You’ve heard the phrase “Start ‘em young!” Well that definitely applies to organizing. Growing up, did anyone help teach you how to create and maintain organizational systems? Maybe it was your mother who showed you her meticulous methods or a teacher who demonstrated how to be tidy. Whatever the source, it is ideal for the origins of organization to begin in childhood when individuals are thrust into new responsibility and routines. Since organizing does not come naturally to everyone, many need to be taught these important life skills, especially young adults who are venturing off on their own.
Here are some basic pointers for those just starting to structure their organizational success as an adult:
- Create a paper or electronic system: Stacks of paper or rows of emails can accumulate quickly. It is important to establish a folder or file system for all of your documents.
- Carve out time to de-clutter: Set aside a day per week, either after work or on a weekend to maintain your systems. Put away dishes or hang your clothes. Sort your mail and file papers. Donate, toss, shred, or recycle what you no longer need. Update your weekly calendar. Remember it is much easier to keep up than start over. Maintenance is key to organizational success.
- Make lists and use calendars: DO NOT RELY on your young brain to remember everything! Use one calendar to record all of your appointments. Write down your to do lists and plan your week accordingly.
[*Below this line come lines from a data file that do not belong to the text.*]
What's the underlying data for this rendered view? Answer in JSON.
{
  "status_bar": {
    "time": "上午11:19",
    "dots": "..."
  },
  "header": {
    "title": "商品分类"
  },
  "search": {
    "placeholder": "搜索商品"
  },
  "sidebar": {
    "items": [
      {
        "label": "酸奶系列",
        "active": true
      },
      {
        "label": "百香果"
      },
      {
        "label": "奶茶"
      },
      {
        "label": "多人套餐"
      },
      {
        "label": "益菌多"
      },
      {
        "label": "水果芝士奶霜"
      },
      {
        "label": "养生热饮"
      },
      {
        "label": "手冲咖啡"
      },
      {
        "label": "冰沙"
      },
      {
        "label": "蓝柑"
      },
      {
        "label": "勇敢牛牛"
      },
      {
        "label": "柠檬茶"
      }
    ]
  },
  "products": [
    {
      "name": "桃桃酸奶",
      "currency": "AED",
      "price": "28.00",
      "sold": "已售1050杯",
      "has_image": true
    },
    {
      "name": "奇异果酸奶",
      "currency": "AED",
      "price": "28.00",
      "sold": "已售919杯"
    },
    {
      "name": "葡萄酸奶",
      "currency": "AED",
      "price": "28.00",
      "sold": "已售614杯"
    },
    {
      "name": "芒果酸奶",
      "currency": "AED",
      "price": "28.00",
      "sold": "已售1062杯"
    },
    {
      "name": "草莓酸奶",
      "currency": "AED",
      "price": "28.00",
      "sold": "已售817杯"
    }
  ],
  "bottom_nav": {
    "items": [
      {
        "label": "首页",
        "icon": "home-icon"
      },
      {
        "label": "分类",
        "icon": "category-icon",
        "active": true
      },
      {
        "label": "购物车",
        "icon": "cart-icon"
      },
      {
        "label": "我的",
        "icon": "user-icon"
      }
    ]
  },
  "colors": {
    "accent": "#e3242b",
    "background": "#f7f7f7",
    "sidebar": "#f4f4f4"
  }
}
- REMEMBER: There isn’t one right way to be organized. Systems can change and be altered with time and necessity. What matters is that they work for you –bringing order, structure, and simplicity to your life.